About this task: Check each line of the material below for the word "desc". Say how many lines have it, and nothing else.

Provided information:
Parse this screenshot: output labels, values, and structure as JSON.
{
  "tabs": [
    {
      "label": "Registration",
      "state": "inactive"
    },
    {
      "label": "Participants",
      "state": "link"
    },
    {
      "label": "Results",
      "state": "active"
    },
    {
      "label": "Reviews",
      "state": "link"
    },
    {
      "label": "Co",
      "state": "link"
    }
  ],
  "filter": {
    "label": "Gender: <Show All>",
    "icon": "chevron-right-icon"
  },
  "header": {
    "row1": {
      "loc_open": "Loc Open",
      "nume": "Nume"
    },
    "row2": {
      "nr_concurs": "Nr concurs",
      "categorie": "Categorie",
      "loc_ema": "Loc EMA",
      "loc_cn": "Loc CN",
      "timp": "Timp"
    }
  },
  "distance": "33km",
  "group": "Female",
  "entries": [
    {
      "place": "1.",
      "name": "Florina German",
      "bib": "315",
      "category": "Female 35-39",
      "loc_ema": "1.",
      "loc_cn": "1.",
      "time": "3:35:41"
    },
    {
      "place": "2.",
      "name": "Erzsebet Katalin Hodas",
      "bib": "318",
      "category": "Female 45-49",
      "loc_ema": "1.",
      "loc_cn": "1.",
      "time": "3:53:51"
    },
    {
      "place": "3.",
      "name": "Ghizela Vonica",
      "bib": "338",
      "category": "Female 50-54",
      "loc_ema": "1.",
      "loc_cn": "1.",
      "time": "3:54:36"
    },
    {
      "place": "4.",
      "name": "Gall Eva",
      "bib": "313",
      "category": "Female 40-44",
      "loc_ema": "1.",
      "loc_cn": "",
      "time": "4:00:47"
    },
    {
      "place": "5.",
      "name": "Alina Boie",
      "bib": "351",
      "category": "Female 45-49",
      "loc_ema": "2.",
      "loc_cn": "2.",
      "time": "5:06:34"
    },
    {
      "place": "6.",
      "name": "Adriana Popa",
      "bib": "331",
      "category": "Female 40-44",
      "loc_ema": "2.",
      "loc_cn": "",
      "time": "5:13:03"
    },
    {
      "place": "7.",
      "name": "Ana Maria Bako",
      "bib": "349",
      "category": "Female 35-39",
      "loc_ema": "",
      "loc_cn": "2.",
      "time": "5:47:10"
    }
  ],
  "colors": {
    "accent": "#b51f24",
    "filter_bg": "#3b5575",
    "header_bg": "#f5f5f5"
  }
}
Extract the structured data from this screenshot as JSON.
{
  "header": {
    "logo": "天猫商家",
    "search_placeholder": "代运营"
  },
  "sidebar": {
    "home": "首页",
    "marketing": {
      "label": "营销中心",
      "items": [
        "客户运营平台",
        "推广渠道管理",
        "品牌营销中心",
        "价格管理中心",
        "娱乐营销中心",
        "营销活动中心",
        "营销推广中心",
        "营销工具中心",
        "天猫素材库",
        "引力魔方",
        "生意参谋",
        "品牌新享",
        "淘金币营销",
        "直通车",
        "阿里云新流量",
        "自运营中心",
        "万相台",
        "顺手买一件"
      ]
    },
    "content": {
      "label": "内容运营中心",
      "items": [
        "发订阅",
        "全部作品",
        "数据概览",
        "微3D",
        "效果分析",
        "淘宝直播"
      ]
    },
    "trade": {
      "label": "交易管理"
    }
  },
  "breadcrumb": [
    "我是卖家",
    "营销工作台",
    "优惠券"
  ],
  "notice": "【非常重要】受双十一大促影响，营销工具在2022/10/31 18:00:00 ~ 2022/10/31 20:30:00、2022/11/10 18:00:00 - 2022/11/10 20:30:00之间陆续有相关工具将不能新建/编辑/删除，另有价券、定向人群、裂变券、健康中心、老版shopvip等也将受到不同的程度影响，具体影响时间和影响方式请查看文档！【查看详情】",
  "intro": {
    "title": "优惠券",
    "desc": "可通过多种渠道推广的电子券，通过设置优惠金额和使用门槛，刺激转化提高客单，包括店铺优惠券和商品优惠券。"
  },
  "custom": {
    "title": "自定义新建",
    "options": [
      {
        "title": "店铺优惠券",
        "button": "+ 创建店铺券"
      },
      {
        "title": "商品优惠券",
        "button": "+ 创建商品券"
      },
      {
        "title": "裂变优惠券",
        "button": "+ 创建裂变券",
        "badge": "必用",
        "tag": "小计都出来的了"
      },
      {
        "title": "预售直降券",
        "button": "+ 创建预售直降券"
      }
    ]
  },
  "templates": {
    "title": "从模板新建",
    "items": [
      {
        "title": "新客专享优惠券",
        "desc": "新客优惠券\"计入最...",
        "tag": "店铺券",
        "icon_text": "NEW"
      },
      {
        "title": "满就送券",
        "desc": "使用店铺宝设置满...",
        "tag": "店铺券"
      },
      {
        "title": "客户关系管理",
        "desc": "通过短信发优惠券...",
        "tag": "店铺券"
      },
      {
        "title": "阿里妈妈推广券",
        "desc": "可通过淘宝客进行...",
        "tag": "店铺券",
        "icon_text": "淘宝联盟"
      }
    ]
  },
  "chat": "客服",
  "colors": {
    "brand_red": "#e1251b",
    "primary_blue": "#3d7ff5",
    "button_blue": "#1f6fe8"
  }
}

Your solution: 5